Legal Events
DateCodeEventDescription
Jan 3, 2005ASAssignment
Owner name: HITACHI DISPLAYS, LTD., JAPAN
Free format text: ASSIGNMENT OF ASSIGNORS INTEREST;ASSIGNORS:BABA, MASASHI;NAKADA, YOSHIKAZU;REEL/FRAME:016137/0054;SIGNING DATES FROM 20041217 TO 20041220
Owner name: HITACHI DISPLAY DEVICES, LTD., JAPAN
Free format text: ASSIGNMENT OF ASSIGNORS INTEREST;ASSIGNORS:BABA, MASASHI;NAKADA, YOSHIKAZU;REEL/FRAME:016137/0054;SIGNING DATES FROM 20041217 TO 20041220
Owner name: HITACHI DISPLAYS, LTD., JAPAN
Free format text: ASSIGNMENT OF ASSIGNORS INTEREST;ASSIGNORS:BABA, MASASHI;NAKADA, YOSHIKAZU;SIGNING DATES FROM 20041217 TO 20041220;REEL/FRAME:016137/0054
Owner name: HITACHI DISPLAY DEVICES, LTD., JAPAN
Free format text: ASSIGNMENT OF ASSIGNORS INTEREST;ASSIGNORS:BABA, MASASHI;NAKADA, YOSHIKAZU;SIGNING DATES FROM 20041217 TO 20041220;REEL/FRAME:016137/0054
May 4, 2011ASAssignment
Owner name: HITACHI DISPLAYS, LTD., JAPAN
Free format text: ASSIGNMENT OF ASSIGNORS INTEREST;ASSIGNOR:HITACHI DISPLAY DEVICES, LTD.;REEL/FRAME:026223/0293
Effective date: 20110330

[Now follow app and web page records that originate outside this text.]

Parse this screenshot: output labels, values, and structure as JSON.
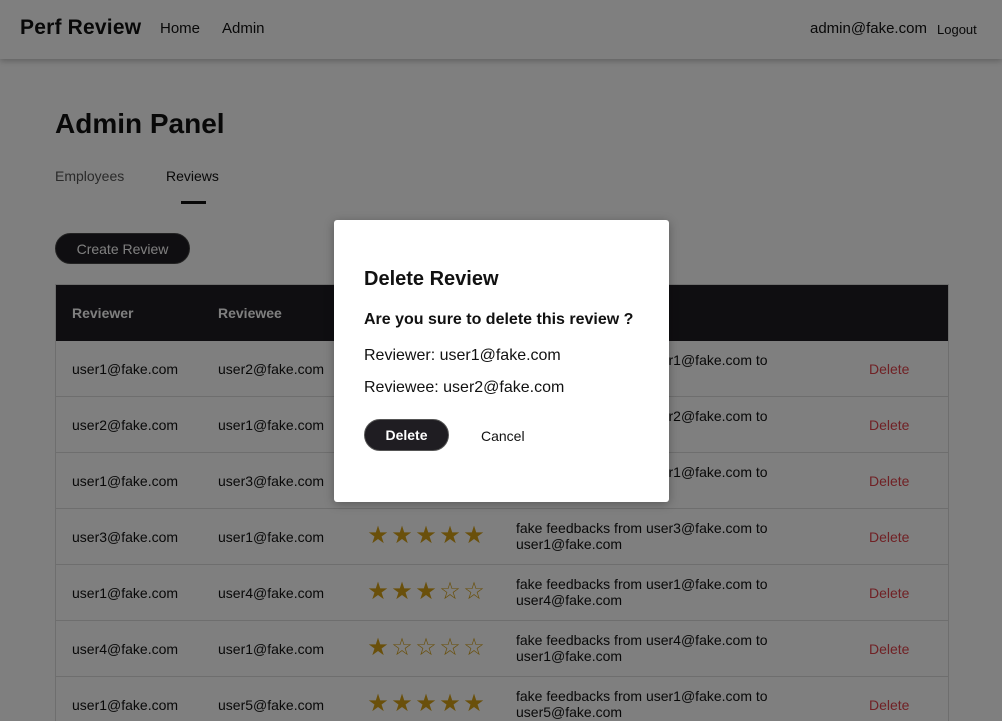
{
  "navbar": {
    "brand": "Perf Review",
    "links": [
      "Home",
      "Admin"
    ],
    "user_email": "admin@fake.com",
    "logout_label": "Logout"
  },
  "page": {
    "title": "Admin Panel",
    "tabs": [
      "Employees",
      "Reviews"
    ],
    "active_tab": "Reviews",
    "create_button_label": "Create Review"
  },
  "table": {
    "headers": [
      "Reviewer",
      "Reviewee"
    ],
    "rows": [
      {
        "reviewer": "user1@fake.com",
        "reviewee": "user2@fake.com",
        "rating": null,
        "feedback": "fake feedbacks from user1@fake.com to",
        "action": "Delete"
      },
      {
        "reviewer": "user2@fake.com",
        "reviewee": "user1@fake.com",
        "rating": null,
        "feedback": "fake feedbacks from user2@fake.com to",
        "action": "Delete"
      },
      {
        "reviewer": "user1@fake.com",
        "reviewee": "user3@fake.com",
        "rating": null,
        "feedback": "fake feedbacks from user1@fake.com to",
        "action": "Delete"
      },
      {
        "reviewer": "user3@fake.com",
        "reviewee": "user1@fake.com",
        "rating": 5,
        "feedback": "fake feedbacks from user3@fake.com to user1@fake.com",
        "action": "Delete"
      },
      {
        "reviewer": "user1@fake.com",
        "reviewee": "user4@fake.com",
        "rating": 3,
        "feedback": "fake feedbacks from user1@fake.com to user4@fake.com",
        "action": "Delete"
      },
      {
        "reviewer": "user4@fake.com",
        "reviewee": "user1@fake.com",
        "rating": 1,
        "feedback": "fake feedbacks from user4@fake.com to user1@fake.com",
        "action": "Delete"
      },
      {
        "reviewer": "user1@fake.com",
        "reviewee": "user5@fake.com",
        "rating": 5,
        "feedback": "fake feedbacks from user1@fake.com to user5@fake.com",
        "action": "Delete"
      }
    ],
    "max_rating": 5
  },
  "modal": {
    "title": "Delete Review",
    "question": "Are you sure to delete this review ?",
    "reviewer_line": "Reviewer: user1@fake.com",
    "reviewee_line": "Reviewee: user2@fake.com",
    "delete_label": "Delete",
    "cancel_label": "Cancel"
  },
  "colors": {
    "dark": "#1f1d22",
    "star": "#d4a017",
    "delete_link": "#e0434a",
    "overlay": "rgba(0,0,0,0.5)"
  }
}
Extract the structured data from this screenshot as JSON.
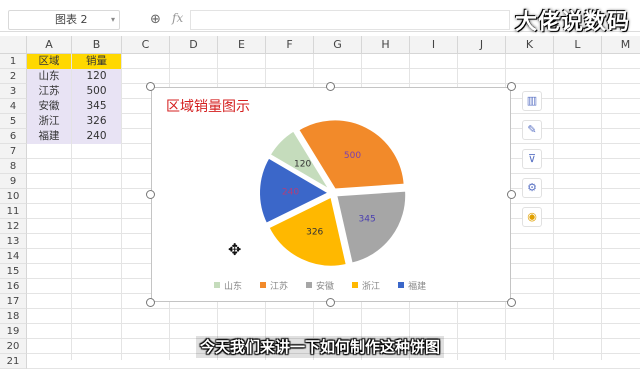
{
  "formula_bar": {
    "name_box": "图表 2",
    "zoom_icon": "zoom-icon",
    "fx_label": "fx"
  },
  "watermark": "大佬说数码",
  "columns": [
    "A",
    "B",
    "C",
    "D",
    "E",
    "F",
    "G",
    "H",
    "I",
    "J",
    "K",
    "L",
    "M"
  ],
  "rows": [
    "1",
    "2",
    "3",
    "4",
    "5",
    "6",
    "7",
    "8",
    "9",
    "10",
    "11",
    "12",
    "13",
    "14",
    "15",
    "16",
    "17",
    "18",
    "19",
    "20",
    "21"
  ],
  "table": {
    "header": [
      "区域",
      "销量"
    ],
    "rows": [
      [
        "山东",
        "120"
      ],
      [
        "江苏",
        "500"
      ],
      [
        "安徽",
        "345"
      ],
      [
        "浙江",
        "326"
      ],
      [
        "福建",
        "240"
      ]
    ]
  },
  "chart_data": {
    "type": "pie",
    "title": "区域销量图示",
    "categories": [
      "山东",
      "江苏",
      "安徽",
      "浙江",
      "福建"
    ],
    "values": [
      120,
      500,
      345,
      326,
      240
    ],
    "data_labels": [
      "120",
      "500",
      "345",
      "326",
      "240"
    ],
    "colors": [
      "#c5dcbc",
      "#f28a2a",
      "#a6a6a6",
      "#ffb800",
      "#3b67c9"
    ],
    "legend_position": "bottom"
  },
  "side_tools": [
    "chart-elements-icon",
    "style-brush-icon",
    "filter-icon",
    "settings-gear-icon",
    "lightbulb-icon"
  ],
  "subtitle": "今天我们来讲一下如何制作这种饼图"
}
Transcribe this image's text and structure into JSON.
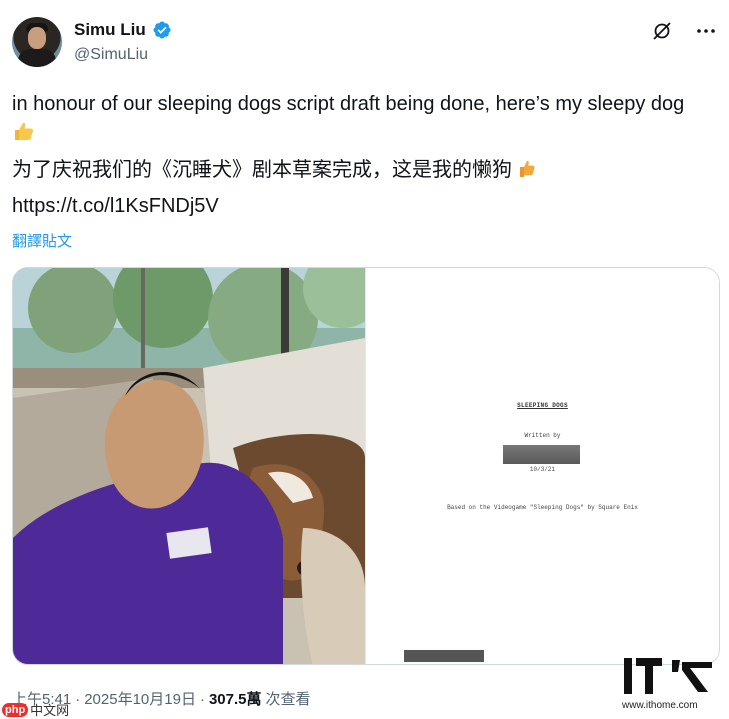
{
  "author": {
    "display_name": "Simu Liu",
    "handle": "@SimuLiu",
    "verified": true,
    "verified_color": "#1d9bf0"
  },
  "actions": {
    "grok_icon": "grok-icon",
    "more_icon": "more-icon"
  },
  "tweet": {
    "text_en": "in honour of our sleeping dogs script draft being done, here’s my sleepy dog",
    "text_zh": "为了庆祝我们的《沉睡犬》剧本草案完成，这是我的懒狗",
    "link": "https://t.co/l1KsFNDj5V",
    "translate_label": "翻譯貼文"
  },
  "media": {
    "script_page": {
      "title": "SLEEPING DOGS",
      "written_by": "Written by",
      "date": "10/3/21",
      "based_on": "Based on the Videogame \"Sleeping Dogs\" by Square Enix"
    }
  },
  "meta": {
    "time": "上午5:41",
    "sep1": "·",
    "date": "2025年10月19日",
    "sep2": "·",
    "views": "307.5萬",
    "views_label": "次查看"
  },
  "watermarks": {
    "php_badge": "php",
    "php_text": "中文网",
    "ithome_url": "www.ithome.com"
  },
  "colors": {
    "accent": "#1d9bf0",
    "text": "#0f1419",
    "secondary": "#536471",
    "border": "#cfd9de"
  }
}
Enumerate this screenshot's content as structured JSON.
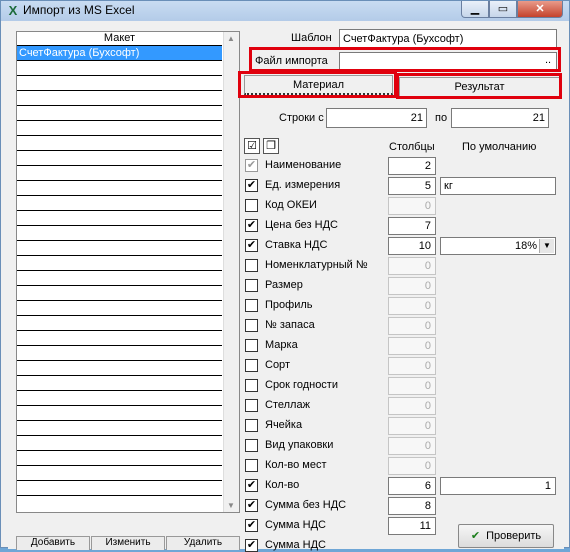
{
  "window": {
    "title": "Импорт из MS Excel",
    "app_icon": "excel-icon",
    "min_glyph": "▁",
    "max_glyph": "▭",
    "close_glyph": "✕"
  },
  "left": {
    "header": "Макет",
    "items": [
      "СчетФактура (Бухсофт)",
      "",
      "",
      "",
      "",
      "",
      "",
      "",
      "",
      "",
      "",
      "",
      "",
      "",
      "",
      "",
      "",
      "",
      "",
      "",
      "",
      "",
      "",
      "",
      "",
      "",
      "",
      "",
      "",
      ""
    ],
    "scroll_up": "▲",
    "scroll_down": "▼",
    "bottom_buttons": [
      "Добавить",
      "Изменить",
      "Удалить"
    ]
  },
  "form": {
    "template_label": "Шаблон",
    "template_value": "СчетФактура (Бухсофт)",
    "import_file_label": "Файл импорта",
    "import_file_value": "",
    "browse_label": "..",
    "tab_material": "Материал",
    "tab_result": "Результат",
    "rows_from_label": "Строки с",
    "rows_from_value": "21",
    "rows_to_label": "по",
    "rows_to_value": "21",
    "columns_header": "Столбцы",
    "default_header": "По умолчанию",
    "check_all_glyph": "☑",
    "copy_glyph": "❐",
    "fields": [
      {
        "name": "Наименование",
        "checked": true,
        "gray": true,
        "col": "2",
        "enabled": true,
        "default": null
      },
      {
        "name": "Ед. измерения",
        "checked": true,
        "gray": false,
        "col": "5",
        "enabled": true,
        "default": "кг"
      },
      {
        "name": "Код ОКЕИ",
        "checked": false,
        "gray": false,
        "col": "0",
        "enabled": false,
        "default": null
      },
      {
        "name": "Цена без НДС",
        "checked": true,
        "gray": false,
        "col": "7",
        "enabled": true,
        "default": null
      },
      {
        "name": "Ставка НДС",
        "checked": true,
        "gray": false,
        "col": "10",
        "enabled": true,
        "default": "18%",
        "combo": true
      },
      {
        "name": "Номенклатурный №",
        "checked": false,
        "gray": false,
        "col": "0",
        "enabled": false,
        "default": null
      },
      {
        "name": "Размер",
        "checked": false,
        "gray": false,
        "col": "0",
        "enabled": false,
        "default": null
      },
      {
        "name": "Профиль",
        "checked": false,
        "gray": false,
        "col": "0",
        "enabled": false,
        "default": null
      },
      {
        "name": "№ запаса",
        "checked": false,
        "gray": false,
        "col": "0",
        "enabled": false,
        "default": null
      },
      {
        "name": "Марка",
        "checked": false,
        "gray": false,
        "col": "0",
        "enabled": false,
        "default": null
      },
      {
        "name": "Сорт",
        "checked": false,
        "gray": false,
        "col": "0",
        "enabled": false,
        "default": null
      },
      {
        "name": "Срок годности",
        "checked": false,
        "gray": false,
        "col": "0",
        "enabled": false,
        "default": null
      },
      {
        "name": "Стеллаж",
        "checked": false,
        "gray": false,
        "col": "0",
        "enabled": false,
        "default": null
      },
      {
        "name": "Ячейка",
        "checked": false,
        "gray": false,
        "col": "0",
        "enabled": false,
        "default": null
      },
      {
        "name": "Вид упаковки",
        "checked": false,
        "gray": false,
        "col": "0",
        "enabled": false,
        "default": null
      },
      {
        "name": "Кол-во мест",
        "checked": false,
        "gray": false,
        "col": "0",
        "enabled": false,
        "default": null
      },
      {
        "name": "Кол-во",
        "checked": true,
        "gray": false,
        "col": "6",
        "enabled": true,
        "default": "1",
        "right": true
      },
      {
        "name": "Сумма без НДС",
        "checked": true,
        "gray": false,
        "col": "8",
        "enabled": true,
        "default": null
      },
      {
        "name": "Сумма НДС",
        "checked": true,
        "gray": false,
        "col": "11",
        "enabled": true,
        "default": null
      },
      {
        "name": "Сумма НДС",
        "checked": true,
        "gray": false,
        "col": "",
        "enabled": true,
        "default": null
      }
    ],
    "check_button": "Проверить",
    "check_glyph": "✔",
    "combo_arrow": "▼"
  },
  "colors": {
    "highlight": "#e0000d",
    "selection": "#3399ff"
  }
}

Dec 12, 2011ASAssignment
Owner name: PANASONIC LIQUID CRYSTAL DISPLAY CO., LTD., JAPAN
Free format text: MERGER/CHANGE OF NAME;ASSIGNOR:IPS ALPHA SUPPORT CO., LTD.;REEL/FRAME:027363/0282
Effective date: 20101001
Owner name: IPS ALPHA SUPPORT CO., LTD., JAPAN
Free format text: COMPANY SPLIT PLAN TRANSFERRING FIFTY (50) PERCENT SHARE OF PATENTS AND PATENT APPLICATIONS;ASSIGNOR:HITACHI DISPLAYS, LTD.;REEL/FRAME:027362/0532
Effective date: 20100630
Sep 3, 2014FPAYFee payment
Year of fee payment: 4